◆ PROVIDED RECORDS:
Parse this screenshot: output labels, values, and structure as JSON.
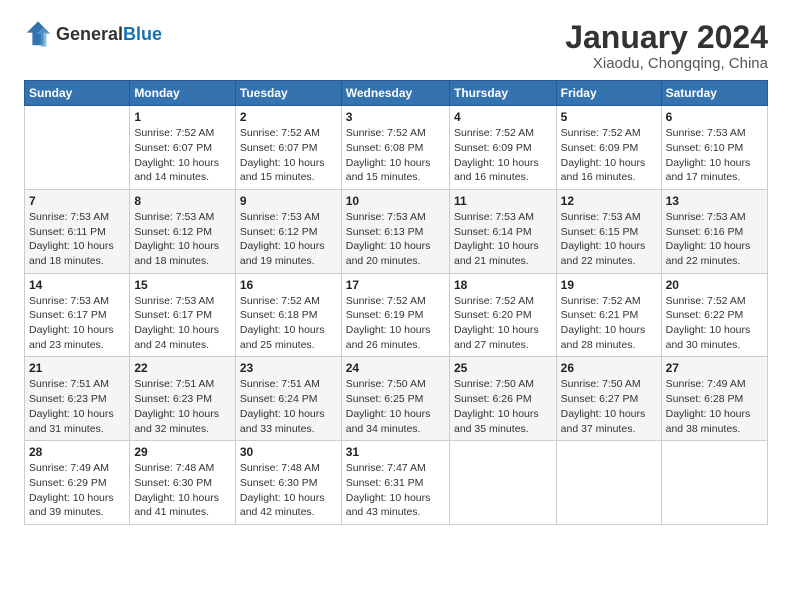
{
  "logo": {
    "general": "General",
    "blue": "Blue"
  },
  "title": "January 2024",
  "subtitle": "Xiaodu, Chongqing, China",
  "weekdays": [
    "Sunday",
    "Monday",
    "Tuesday",
    "Wednesday",
    "Thursday",
    "Friday",
    "Saturday"
  ],
  "weeks": [
    [
      {
        "day": "",
        "sunrise": "",
        "sunset": "",
        "daylight": ""
      },
      {
        "day": "1",
        "sunrise": "Sunrise: 7:52 AM",
        "sunset": "Sunset: 6:07 PM",
        "daylight": "Daylight: 10 hours and 14 minutes."
      },
      {
        "day": "2",
        "sunrise": "Sunrise: 7:52 AM",
        "sunset": "Sunset: 6:07 PM",
        "daylight": "Daylight: 10 hours and 15 minutes."
      },
      {
        "day": "3",
        "sunrise": "Sunrise: 7:52 AM",
        "sunset": "Sunset: 6:08 PM",
        "daylight": "Daylight: 10 hours and 15 minutes."
      },
      {
        "day": "4",
        "sunrise": "Sunrise: 7:52 AM",
        "sunset": "Sunset: 6:09 PM",
        "daylight": "Daylight: 10 hours and 16 minutes."
      },
      {
        "day": "5",
        "sunrise": "Sunrise: 7:52 AM",
        "sunset": "Sunset: 6:09 PM",
        "daylight": "Daylight: 10 hours and 16 minutes."
      },
      {
        "day": "6",
        "sunrise": "Sunrise: 7:53 AM",
        "sunset": "Sunset: 6:10 PM",
        "daylight": "Daylight: 10 hours and 17 minutes."
      }
    ],
    [
      {
        "day": "7",
        "sunrise": "Sunrise: 7:53 AM",
        "sunset": "Sunset: 6:11 PM",
        "daylight": "Daylight: 10 hours and 18 minutes."
      },
      {
        "day": "8",
        "sunrise": "Sunrise: 7:53 AM",
        "sunset": "Sunset: 6:12 PM",
        "daylight": "Daylight: 10 hours and 18 minutes."
      },
      {
        "day": "9",
        "sunrise": "Sunrise: 7:53 AM",
        "sunset": "Sunset: 6:12 PM",
        "daylight": "Daylight: 10 hours and 19 minutes."
      },
      {
        "day": "10",
        "sunrise": "Sunrise: 7:53 AM",
        "sunset": "Sunset: 6:13 PM",
        "daylight": "Daylight: 10 hours and 20 minutes."
      },
      {
        "day": "11",
        "sunrise": "Sunrise: 7:53 AM",
        "sunset": "Sunset: 6:14 PM",
        "daylight": "Daylight: 10 hours and 21 minutes."
      },
      {
        "day": "12",
        "sunrise": "Sunrise: 7:53 AM",
        "sunset": "Sunset: 6:15 PM",
        "daylight": "Daylight: 10 hours and 22 minutes."
      },
      {
        "day": "13",
        "sunrise": "Sunrise: 7:53 AM",
        "sunset": "Sunset: 6:16 PM",
        "daylight": "Daylight: 10 hours and 22 minutes."
      }
    ],
    [
      {
        "day": "14",
        "sunrise": "Sunrise: 7:53 AM",
        "sunset": "Sunset: 6:17 PM",
        "daylight": "Daylight: 10 hours and 23 minutes."
      },
      {
        "day": "15",
        "sunrise": "Sunrise: 7:53 AM",
        "sunset": "Sunset: 6:17 PM",
        "daylight": "Daylight: 10 hours and 24 minutes."
      },
      {
        "day": "16",
        "sunrise": "Sunrise: 7:52 AM",
        "sunset": "Sunset: 6:18 PM",
        "daylight": "Daylight: 10 hours and 25 minutes."
      },
      {
        "day": "17",
        "sunrise": "Sunrise: 7:52 AM",
        "sunset": "Sunset: 6:19 PM",
        "daylight": "Daylight: 10 hours and 26 minutes."
      },
      {
        "day": "18",
        "sunrise": "Sunrise: 7:52 AM",
        "sunset": "Sunset: 6:20 PM",
        "daylight": "Daylight: 10 hours and 27 minutes."
      },
      {
        "day": "19",
        "sunrise": "Sunrise: 7:52 AM",
        "sunset": "Sunset: 6:21 PM",
        "daylight": "Daylight: 10 hours and 28 minutes."
      },
      {
        "day": "20",
        "sunrise": "Sunrise: 7:52 AM",
        "sunset": "Sunset: 6:22 PM",
        "daylight": "Daylight: 10 hours and 30 minutes."
      }
    ],
    [
      {
        "day": "21",
        "sunrise": "Sunrise: 7:51 AM",
        "sunset": "Sunset: 6:23 PM",
        "daylight": "Daylight: 10 hours and 31 minutes."
      },
      {
        "day": "22",
        "sunrise": "Sunrise: 7:51 AM",
        "sunset": "Sunset: 6:23 PM",
        "daylight": "Daylight: 10 hours and 32 minutes."
      },
      {
        "day": "23",
        "sunrise": "Sunrise: 7:51 AM",
        "sunset": "Sunset: 6:24 PM",
        "daylight": "Daylight: 10 hours and 33 minutes."
      },
      {
        "day": "24",
        "sunrise": "Sunrise: 7:50 AM",
        "sunset": "Sunset: 6:25 PM",
        "daylight": "Daylight: 10 hours and 34 minutes."
      },
      {
        "day": "25",
        "sunrise": "Sunrise: 7:50 AM",
        "sunset": "Sunset: 6:26 PM",
        "daylight": "Daylight: 10 hours and 35 minutes."
      },
      {
        "day": "26",
        "sunrise": "Sunrise: 7:50 AM",
        "sunset": "Sunset: 6:27 PM",
        "daylight": "Daylight: 10 hours and 37 minutes."
      },
      {
        "day": "27",
        "sunrise": "Sunrise: 7:49 AM",
        "sunset": "Sunset: 6:28 PM",
        "daylight": "Daylight: 10 hours and 38 minutes."
      }
    ],
    [
      {
        "day": "28",
        "sunrise": "Sunrise: 7:49 AM",
        "sunset": "Sunset: 6:29 PM",
        "daylight": "Daylight: 10 hours and 39 minutes."
      },
      {
        "day": "29",
        "sunrise": "Sunrise: 7:48 AM",
        "sunset": "Sunset: 6:30 PM",
        "daylight": "Daylight: 10 hours and 41 minutes."
      },
      {
        "day": "30",
        "sunrise": "Sunrise: 7:48 AM",
        "sunset": "Sunset: 6:30 PM",
        "daylight": "Daylight: 10 hours and 42 minutes."
      },
      {
        "day": "31",
        "sunrise": "Sunrise: 7:47 AM",
        "sunset": "Sunset: 6:31 PM",
        "daylight": "Daylight: 10 hours and 43 minutes."
      },
      {
        "day": "",
        "sunrise": "",
        "sunset": "",
        "daylight": ""
      },
      {
        "day": "",
        "sunrise": "",
        "sunset": "",
        "daylight": ""
      },
      {
        "day": "",
        "sunrise": "",
        "sunset": "",
        "daylight": ""
      }
    ]
  ]
}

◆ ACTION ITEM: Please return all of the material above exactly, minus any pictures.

◆ RESPONSE FOR THIS EXERCISE:
Parse this screenshot: output labels, values, and structure as JSON.
{
  "logo": {
    "general": "General",
    "blue": "Blue"
  },
  "title": "January 2024",
  "subtitle": "Xiaodu, Chongqing, China",
  "weekdays": [
    "Sunday",
    "Monday",
    "Tuesday",
    "Wednesday",
    "Thursday",
    "Friday",
    "Saturday"
  ],
  "weeks": [
    [
      {
        "day": "",
        "sunrise": "",
        "sunset": "",
        "daylight": ""
      },
      {
        "day": "1",
        "sunrise": "Sunrise: 7:52 AM",
        "sunset": "Sunset: 6:07 PM",
        "daylight": "Daylight: 10 hours and 14 minutes."
      },
      {
        "day": "2",
        "sunrise": "Sunrise: 7:52 AM",
        "sunset": "Sunset: 6:07 PM",
        "daylight": "Daylight: 10 hours and 15 minutes."
      },
      {
        "day": "3",
        "sunrise": "Sunrise: 7:52 AM",
        "sunset": "Sunset: 6:08 PM",
        "daylight": "Daylight: 10 hours and 15 minutes."
      },
      {
        "day": "4",
        "sunrise": "Sunrise: 7:52 AM",
        "sunset": "Sunset: 6:09 PM",
        "daylight": "Daylight: 10 hours and 16 minutes."
      },
      {
        "day": "5",
        "sunrise": "Sunrise: 7:52 AM",
        "sunset": "Sunset: 6:09 PM",
        "daylight": "Daylight: 10 hours and 16 minutes."
      },
      {
        "day": "6",
        "sunrise": "Sunrise: 7:53 AM",
        "sunset": "Sunset: 6:10 PM",
        "daylight": "Daylight: 10 hours and 17 minutes."
      }
    ],
    [
      {
        "day": "7",
        "sunrise": "Sunrise: 7:53 AM",
        "sunset": "Sunset: 6:11 PM",
        "daylight": "Daylight: 10 hours and 18 minutes."
      },
      {
        "day": "8",
        "sunrise": "Sunrise: 7:53 AM",
        "sunset": "Sunset: 6:12 PM",
        "daylight": "Daylight: 10 hours and 18 minutes."
      },
      {
        "day": "9",
        "sunrise": "Sunrise: 7:53 AM",
        "sunset": "Sunset: 6:12 PM",
        "daylight": "Daylight: 10 hours and 19 minutes."
      },
      {
        "day": "10",
        "sunrise": "Sunrise: 7:53 AM",
        "sunset": "Sunset: 6:13 PM",
        "daylight": "Daylight: 10 hours and 20 minutes."
      },
      {
        "day": "11",
        "sunrise": "Sunrise: 7:53 AM",
        "sunset": "Sunset: 6:14 PM",
        "daylight": "Daylight: 10 hours and 21 minutes."
      },
      {
        "day": "12",
        "sunrise": "Sunrise: 7:53 AM",
        "sunset": "Sunset: 6:15 PM",
        "daylight": "Daylight: 10 hours and 22 minutes."
      },
      {
        "day": "13",
        "sunrise": "Sunrise: 7:53 AM",
        "sunset": "Sunset: 6:16 PM",
        "daylight": "Daylight: 10 hours and 22 minutes."
      }
    ],
    [
      {
        "day": "14",
        "sunrise": "Sunrise: 7:53 AM",
        "sunset": "Sunset: 6:17 PM",
        "daylight": "Daylight: 10 hours and 23 minutes."
      },
      {
        "day": "15",
        "sunrise": "Sunrise: 7:53 AM",
        "sunset": "Sunset: 6:17 PM",
        "daylight": "Daylight: 10 hours and 24 minutes."
      },
      {
        "day": "16",
        "sunrise": "Sunrise: 7:52 AM",
        "sunset": "Sunset: 6:18 PM",
        "daylight": "Daylight: 10 hours and 25 minutes."
      },
      {
        "day": "17",
        "sunrise": "Sunrise: 7:52 AM",
        "sunset": "Sunset: 6:19 PM",
        "daylight": "Daylight: 10 hours and 26 minutes."
      },
      {
        "day": "18",
        "sunrise": "Sunrise: 7:52 AM",
        "sunset": "Sunset: 6:20 PM",
        "daylight": "Daylight: 10 hours and 27 minutes."
      },
      {
        "day": "19",
        "sunrise": "Sunrise: 7:52 AM",
        "sunset": "Sunset: 6:21 PM",
        "daylight": "Daylight: 10 hours and 28 minutes."
      },
      {
        "day": "20",
        "sunrise": "Sunrise: 7:52 AM",
        "sunset": "Sunset: 6:22 PM",
        "daylight": "Daylight: 10 hours and 30 minutes."
      }
    ],
    [
      {
        "day": "21",
        "sunrise": "Sunrise: 7:51 AM",
        "sunset": "Sunset: 6:23 PM",
        "daylight": "Daylight: 10 hours and 31 minutes."
      },
      {
        "day": "22",
        "sunrise": "Sunrise: 7:51 AM",
        "sunset": "Sunset: 6:23 PM",
        "daylight": "Daylight: 10 hours and 32 minutes."
      },
      {
        "day": "23",
        "sunrise": "Sunrise: 7:51 AM",
        "sunset": "Sunset: 6:24 PM",
        "daylight": "Daylight: 10 hours and 33 minutes."
      },
      {
        "day": "24",
        "sunrise": "Sunrise: 7:50 AM",
        "sunset": "Sunset: 6:25 PM",
        "daylight": "Daylight: 10 hours and 34 minutes."
      },
      {
        "day": "25",
        "sunrise": "Sunrise: 7:50 AM",
        "sunset": "Sunset: 6:26 PM",
        "daylight": "Daylight: 10 hours and 35 minutes."
      },
      {
        "day": "26",
        "sunrise": "Sunrise: 7:50 AM",
        "sunset": "Sunset: 6:27 PM",
        "daylight": "Daylight: 10 hours and 37 minutes."
      },
      {
        "day": "27",
        "sunrise": "Sunrise: 7:49 AM",
        "sunset": "Sunset: 6:28 PM",
        "daylight": "Daylight: 10 hours and 38 minutes."
      }
    ],
    [
      {
        "day": "28",
        "sunrise": "Sunrise: 7:49 AM",
        "sunset": "Sunset: 6:29 PM",
        "daylight": "Daylight: 10 hours and 39 minutes."
      },
      {
        "day": "29",
        "sunrise": "Sunrise: 7:48 AM",
        "sunset": "Sunset: 6:30 PM",
        "daylight": "Daylight: 10 hours and 41 minutes."
      },
      {
        "day": "30",
        "sunrise": "Sunrise: 7:48 AM",
        "sunset": "Sunset: 6:30 PM",
        "daylight": "Daylight: 10 hours and 42 minutes."
      },
      {
        "day": "31",
        "sunrise": "Sunrise: 7:47 AM",
        "sunset": "Sunset: 6:31 PM",
        "daylight": "Daylight: 10 hours and 43 minutes."
      },
      {
        "day": "",
        "sunrise": "",
        "sunset": "",
        "daylight": ""
      },
      {
        "day": "",
        "sunrise": "",
        "sunset": "",
        "daylight": ""
      },
      {
        "day": "",
        "sunrise": "",
        "sunset": "",
        "daylight": ""
      }
    ]
  ]
}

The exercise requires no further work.